----- DATA IN THIS EXERCISE

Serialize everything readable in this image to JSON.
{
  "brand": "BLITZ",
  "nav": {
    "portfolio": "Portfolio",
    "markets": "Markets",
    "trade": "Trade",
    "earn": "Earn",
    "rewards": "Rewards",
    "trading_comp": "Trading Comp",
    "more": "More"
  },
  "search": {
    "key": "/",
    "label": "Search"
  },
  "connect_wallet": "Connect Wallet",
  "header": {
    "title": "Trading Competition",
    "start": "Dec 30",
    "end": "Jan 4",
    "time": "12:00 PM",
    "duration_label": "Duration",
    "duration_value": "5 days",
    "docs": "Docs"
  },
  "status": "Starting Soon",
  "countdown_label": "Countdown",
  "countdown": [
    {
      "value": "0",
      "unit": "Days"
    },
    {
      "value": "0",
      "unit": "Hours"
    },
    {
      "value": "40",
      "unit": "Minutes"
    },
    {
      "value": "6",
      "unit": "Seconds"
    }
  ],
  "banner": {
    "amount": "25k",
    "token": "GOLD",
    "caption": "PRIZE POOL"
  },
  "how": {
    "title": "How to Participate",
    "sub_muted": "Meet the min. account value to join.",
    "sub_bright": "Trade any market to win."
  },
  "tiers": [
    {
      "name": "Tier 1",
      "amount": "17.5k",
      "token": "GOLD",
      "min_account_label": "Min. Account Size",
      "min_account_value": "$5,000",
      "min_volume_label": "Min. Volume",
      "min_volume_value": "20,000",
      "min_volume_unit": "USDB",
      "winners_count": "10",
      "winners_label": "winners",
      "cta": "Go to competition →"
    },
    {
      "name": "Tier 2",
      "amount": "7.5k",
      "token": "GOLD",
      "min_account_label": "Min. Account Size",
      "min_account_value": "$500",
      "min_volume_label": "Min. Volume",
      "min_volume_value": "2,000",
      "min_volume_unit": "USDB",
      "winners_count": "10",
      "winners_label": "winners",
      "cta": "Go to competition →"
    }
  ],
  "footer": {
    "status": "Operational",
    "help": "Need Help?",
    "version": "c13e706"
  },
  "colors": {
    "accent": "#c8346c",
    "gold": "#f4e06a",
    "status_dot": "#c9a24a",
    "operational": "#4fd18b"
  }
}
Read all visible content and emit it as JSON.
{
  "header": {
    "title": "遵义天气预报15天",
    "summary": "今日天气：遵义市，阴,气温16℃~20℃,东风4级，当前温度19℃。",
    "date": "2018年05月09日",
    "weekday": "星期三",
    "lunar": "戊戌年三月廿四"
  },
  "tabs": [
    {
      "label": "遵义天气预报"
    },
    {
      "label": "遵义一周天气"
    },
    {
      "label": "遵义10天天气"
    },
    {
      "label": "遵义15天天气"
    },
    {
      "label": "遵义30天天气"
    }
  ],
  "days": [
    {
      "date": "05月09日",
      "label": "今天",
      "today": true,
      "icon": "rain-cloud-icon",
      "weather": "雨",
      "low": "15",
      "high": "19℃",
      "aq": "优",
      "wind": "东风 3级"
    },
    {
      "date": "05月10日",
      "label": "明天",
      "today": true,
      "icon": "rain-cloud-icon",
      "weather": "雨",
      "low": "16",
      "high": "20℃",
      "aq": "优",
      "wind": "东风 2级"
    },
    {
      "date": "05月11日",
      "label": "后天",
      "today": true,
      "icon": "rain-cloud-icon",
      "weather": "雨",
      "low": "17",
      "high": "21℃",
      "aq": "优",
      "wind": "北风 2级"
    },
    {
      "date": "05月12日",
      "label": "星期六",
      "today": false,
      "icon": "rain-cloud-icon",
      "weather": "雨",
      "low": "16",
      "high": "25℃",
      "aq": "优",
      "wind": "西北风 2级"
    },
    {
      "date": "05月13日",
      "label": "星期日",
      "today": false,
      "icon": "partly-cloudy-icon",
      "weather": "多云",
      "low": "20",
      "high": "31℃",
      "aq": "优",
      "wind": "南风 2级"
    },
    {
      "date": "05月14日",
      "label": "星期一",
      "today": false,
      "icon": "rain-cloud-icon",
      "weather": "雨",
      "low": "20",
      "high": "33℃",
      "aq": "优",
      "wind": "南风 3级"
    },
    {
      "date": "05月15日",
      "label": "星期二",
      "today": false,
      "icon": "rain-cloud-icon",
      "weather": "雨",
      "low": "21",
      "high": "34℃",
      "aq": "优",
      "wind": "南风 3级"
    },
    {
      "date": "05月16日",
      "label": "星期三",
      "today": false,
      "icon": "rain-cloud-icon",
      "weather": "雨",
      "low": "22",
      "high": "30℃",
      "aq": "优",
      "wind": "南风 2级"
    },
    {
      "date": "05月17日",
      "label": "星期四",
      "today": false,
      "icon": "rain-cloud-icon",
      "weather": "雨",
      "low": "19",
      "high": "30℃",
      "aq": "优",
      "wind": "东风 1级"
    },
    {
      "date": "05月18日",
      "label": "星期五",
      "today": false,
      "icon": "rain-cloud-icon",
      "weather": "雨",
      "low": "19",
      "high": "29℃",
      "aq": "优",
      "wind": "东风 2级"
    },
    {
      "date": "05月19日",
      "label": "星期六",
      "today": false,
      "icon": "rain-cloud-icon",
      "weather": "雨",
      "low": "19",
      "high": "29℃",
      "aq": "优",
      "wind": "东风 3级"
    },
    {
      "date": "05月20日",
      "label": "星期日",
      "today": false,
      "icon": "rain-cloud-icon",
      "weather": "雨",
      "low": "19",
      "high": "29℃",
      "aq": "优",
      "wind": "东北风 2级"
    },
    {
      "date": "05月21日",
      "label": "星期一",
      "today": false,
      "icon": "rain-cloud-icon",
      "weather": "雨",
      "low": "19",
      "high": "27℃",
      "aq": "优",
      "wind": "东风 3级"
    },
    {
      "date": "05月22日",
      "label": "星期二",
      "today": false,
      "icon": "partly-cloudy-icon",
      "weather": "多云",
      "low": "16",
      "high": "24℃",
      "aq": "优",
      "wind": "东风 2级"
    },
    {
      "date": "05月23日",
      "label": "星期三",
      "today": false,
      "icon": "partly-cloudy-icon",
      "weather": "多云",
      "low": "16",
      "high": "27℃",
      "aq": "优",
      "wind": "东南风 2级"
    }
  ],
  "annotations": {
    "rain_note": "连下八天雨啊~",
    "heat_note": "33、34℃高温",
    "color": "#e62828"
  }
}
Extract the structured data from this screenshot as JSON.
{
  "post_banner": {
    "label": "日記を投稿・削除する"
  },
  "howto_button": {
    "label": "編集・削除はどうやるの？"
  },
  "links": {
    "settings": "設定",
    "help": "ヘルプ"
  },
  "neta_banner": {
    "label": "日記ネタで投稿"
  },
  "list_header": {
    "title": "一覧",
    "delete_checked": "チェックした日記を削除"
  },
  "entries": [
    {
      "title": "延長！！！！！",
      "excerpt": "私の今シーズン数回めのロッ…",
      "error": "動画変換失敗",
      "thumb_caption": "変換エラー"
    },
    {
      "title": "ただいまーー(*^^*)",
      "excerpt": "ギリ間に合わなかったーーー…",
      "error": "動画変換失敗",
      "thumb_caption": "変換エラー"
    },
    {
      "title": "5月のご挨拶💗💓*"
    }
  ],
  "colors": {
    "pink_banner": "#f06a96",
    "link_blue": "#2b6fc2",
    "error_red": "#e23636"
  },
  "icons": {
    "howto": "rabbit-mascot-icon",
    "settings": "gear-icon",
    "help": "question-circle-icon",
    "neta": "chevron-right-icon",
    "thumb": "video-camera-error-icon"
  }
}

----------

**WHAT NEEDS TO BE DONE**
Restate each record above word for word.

**SOLUTION FOR THIS TASK**
Serialize everything readable in this image to JSON.
{
  "brand": "BLITZ",
  "nav": {
    "portfolio": "Portfolio",
    "markets": "Markets",
    "trade": "Trade",
    "earn": "Earn",
    "rewards": "Rewards",
    "trading_comp": "Trading Comp",
    "more": "More"
  },
  "search": {
    "key": "/",
    "label": "Search"
  },
  "connect_wallet": "Connect Wallet",
  "header": {
    "title": "Trading Competition",
    "start": "Dec 30",
    "end": "Jan 4",
    "time": "12:00 PM",
    "duration_label": "Duration",
    "duration_value": "5 days",
    "docs": "Docs"
  },
  "status": "Starting Soon",
  "countdown_label": "Countdown",
  "countdown": [
    {
      "value": "0",
      "unit": "Days"
    },
    {
      "value": "0",
      "unit": "Hours"
    },
    {
      "value": "40",
      "unit": "Minutes"
    },
    {
      "value": "6",
      "unit": "Seconds"
    }
  ],
  "banner": {
    "amount": "25k",
    "token": "GOLD",
    "caption": "PRIZE POOL"
  },
  "how": {
    "title": "How to Participate",
    "sub_muted": "Meet the min. account value to join.",
    "sub_bright": "Trade any market to win."
  },
  "tiers": [
    {
      "name": "Tier 1",
      "amount": "17.5k",
      "token": "GOLD",
      "min_account_label": "Min. Account Size",
      "min_account_value": "$5,000",
      "min_volume_label": "Min. Volume",
      "min_volume_value": "20,000",
      "min_volume_unit": "USDB",
      "winners_count": "10",
      "winners_label": "winners",
      "cta": "Go to competition →"
    },
    {
      "name": "Tier 2",
      "amount": "7.5k",
      "token": "GOLD",
      "min_account_label": "Min. Account Size",
      "min_account_value": "$500",
      "min_volume_label": "Min. Volume",
      "min_volume_value": "2,000",
      "min_volume_unit": "USDB",
      "winners_count": "10",
      "winners_label": "winners",
      "cta": "Go to competition →"
    }
  ],
  "footer": {
    "status": "Operational",
    "help": "Need Help?",
    "version": "c13e706"
  },
  "colors": {
    "accent": "#c8346c",
    "gold": "#f4e06a",
    "status_dot": "#c9a24a",
    "operational": "#4fd18b"
  }
}
Read all visible content and emit it as JSON.
{
  "header": {
    "title": "遵义天气预报15天",
    "summary": "今日天气：遵义市，阴,气温16℃~20℃,东风4级，当前温度19℃。",
    "date": "2018年05月09日",
    "weekday": "星期三",
    "lunar": "戊戌年三月廿四"
  },
  "tabs": [
    {
      "label": "遵义天气预报"
    },
    {
      "label": "遵义一周天气"
    },
    {
      "label": "遵义10天天气"
    },
    {
      "label": "遵义15天天气"
    },
    {
      "label": "遵义30天天气"
    }
  ],
  "days": [
    {
      "date": "05月09日",
      "label": "今天",
      "today": true,
      "icon": "rain-cloud-icon",
      "weather": "雨",
      "low": "15",
      "high": "19℃",
      "aq": "优",
      "wind": "东风 3级"
    },
    {
      "date": "05月10日",
      "label": "明天",
      "today": true,
      "icon": "rain-cloud-icon",
      "weather": "雨",
      "low": "16",
      "high": "20℃",
      "aq": "优",
      "wind": "东风 2级"
    },
    {
      "date": "05月11日",
      "label": "后天",
      "today": true,
      "icon": "rain-cloud-icon",
      "weather": "雨",
      "low": "17",
      "high": "21℃",
      "aq": "优",
      "wind": "北风 2级"
    },
    {
      "date": "05月12日",
      "label": "星期六",
      "today": false,
      "icon": "rain-cloud-icon",
      "weather": "雨",
      "low": "16",
      "high": "25℃",
      "aq": "优",
      "wind": "西北风 2级"
    },
    {
      "date": "05月13日",
      "label": "星期日",
      "today": false,
      "icon": "partly-cloudy-icon",
      "weather": "多云",
      "low": "20",
      "high": "31℃",
      "aq": "优",
      "wind": "南风 2级"
    },
    {
      "date": "05月14日",
      "label": "星期一",
      "today": false,
      "icon": "rain-cloud-icon",
      "weather": "雨",
      "low": "20",
      "high": "33℃",
      "aq": "优",
      "wind": "南风 3级"
    },
    {
      "date": "05月15日",
      "label": "星期二",
      "today": false,
      "icon": "rain-cloud-icon",
      "weather": "雨",
      "low": "21",
      "high": "34℃",
      "aq": "优",
      "wind": "南风 3级"
    },
    {
      "date": "05月16日",
      "label": "星期三",
      "today": false,
      "icon": "rain-cloud-icon",
      "weather": "雨",
      "low": "22",
      "high": "30℃",
      "aq": "优",
      "wind": "南风 2级"
    },
    {
      "date": "05月17日",
      "label": "星期四",
      "today": false,
      "icon": "rain-cloud-icon",
      "weather": "雨",
      "low": "19",
      "high": "30℃",
      "aq": "优",
      "wind": "东风 1级"
    },
    {
      "date": "05月18日",
      "label": "星期五",
      "today": false,
      "icon": "rain-cloud-icon",
      "weather": "雨",
      "low": "19",
      "high": "29℃",
      "aq": "优",
      "wind": "东风 2级"
    },
    {
      "date": "05月19日",
      "label": "星期六",
      "today": false,
      "icon": "rain-cloud-icon",
      "weather": "雨",
      "low": "19",
      "high": "29℃",
      "aq": "优",
      "wind": "东风 3级"
    },
    {
      "date": "05月20日",
      "label": "星期日",
      "today": false,
      "icon": "rain-cloud-icon",
      "weather": "雨",
      "low": "19",
      "high": "29℃",
      "aq": "优",
      "wind": "东北风 2级"
    },
    {
      "date": "05月21日",
      "label": "星期一",
      "today": false,
      "icon": "rain-cloud-icon",
      "weather": "雨",
      "low": "19",
      "high": "27℃",
      "aq": "优",
      "wind": "东风 3级"
    },
    {
      "date": "05月22日",
      "label": "星期二",
      "today": false,
      "icon": "partly-cloudy-icon",
      "weather": "多云",
      "low": "16",
      "high": "24℃",
      "aq": "优",
      "wind": "东风 2级"
    },
    {
      "date": "05月23日",
      "label": "星期三",
      "today": false,
      "icon": "partly-cloudy-icon",
      "weather": "多云",
      "low": "16",
      "high": "27℃",
      "aq": "优",
      "wind": "东南风 2级"
    }
  ],
  "annotations": {
    "rain_note": "连下八天雨啊~",
    "heat_note": "33、34℃高温",
    "color": "#e62828"
  }
}
Extract the structured data from this screenshot as JSON.
{
  "post_banner": {
    "label": "日記を投稿・削除する"
  },
  "howto_button": {
    "label": "編集・削除はどうやるの？"
  },
  "links": {
    "settings": "設定",
    "help": "ヘルプ"
  },
  "neta_banner": {
    "label": "日記ネタで投稿"
  },
  "list_header": {
    "title": "一覧",
    "delete_checked": "チェックした日記を削除"
  },
  "entries": [
    {
      "title": "延長！！！！！",
      "excerpt": "私の今シーズン数回めのロッ…",
      "error": "動画変換失敗",
      "thumb_caption": "変換エラー"
    },
    {
      "title": "ただいまーー(*^^*)",
      "excerpt": "ギリ間に合わなかったーーー…",
      "error": "動画変換失敗",
      "thumb_caption": "変換エラー"
    },
    {
      "title": "5月のご挨拶💗💓*"
    }
  ],
  "colors": {
    "pink_banner": "#f06a96",
    "link_blue": "#2b6fc2",
    "error_red": "#e23636"
  },
  "icons": {
    "howto": "rabbit-mascot-icon",
    "settings": "gear-icon",
    "help": "question-circle-icon",
    "neta": "chevron-right-icon",
    "thumb": "video-camera-error-icon"
  }
}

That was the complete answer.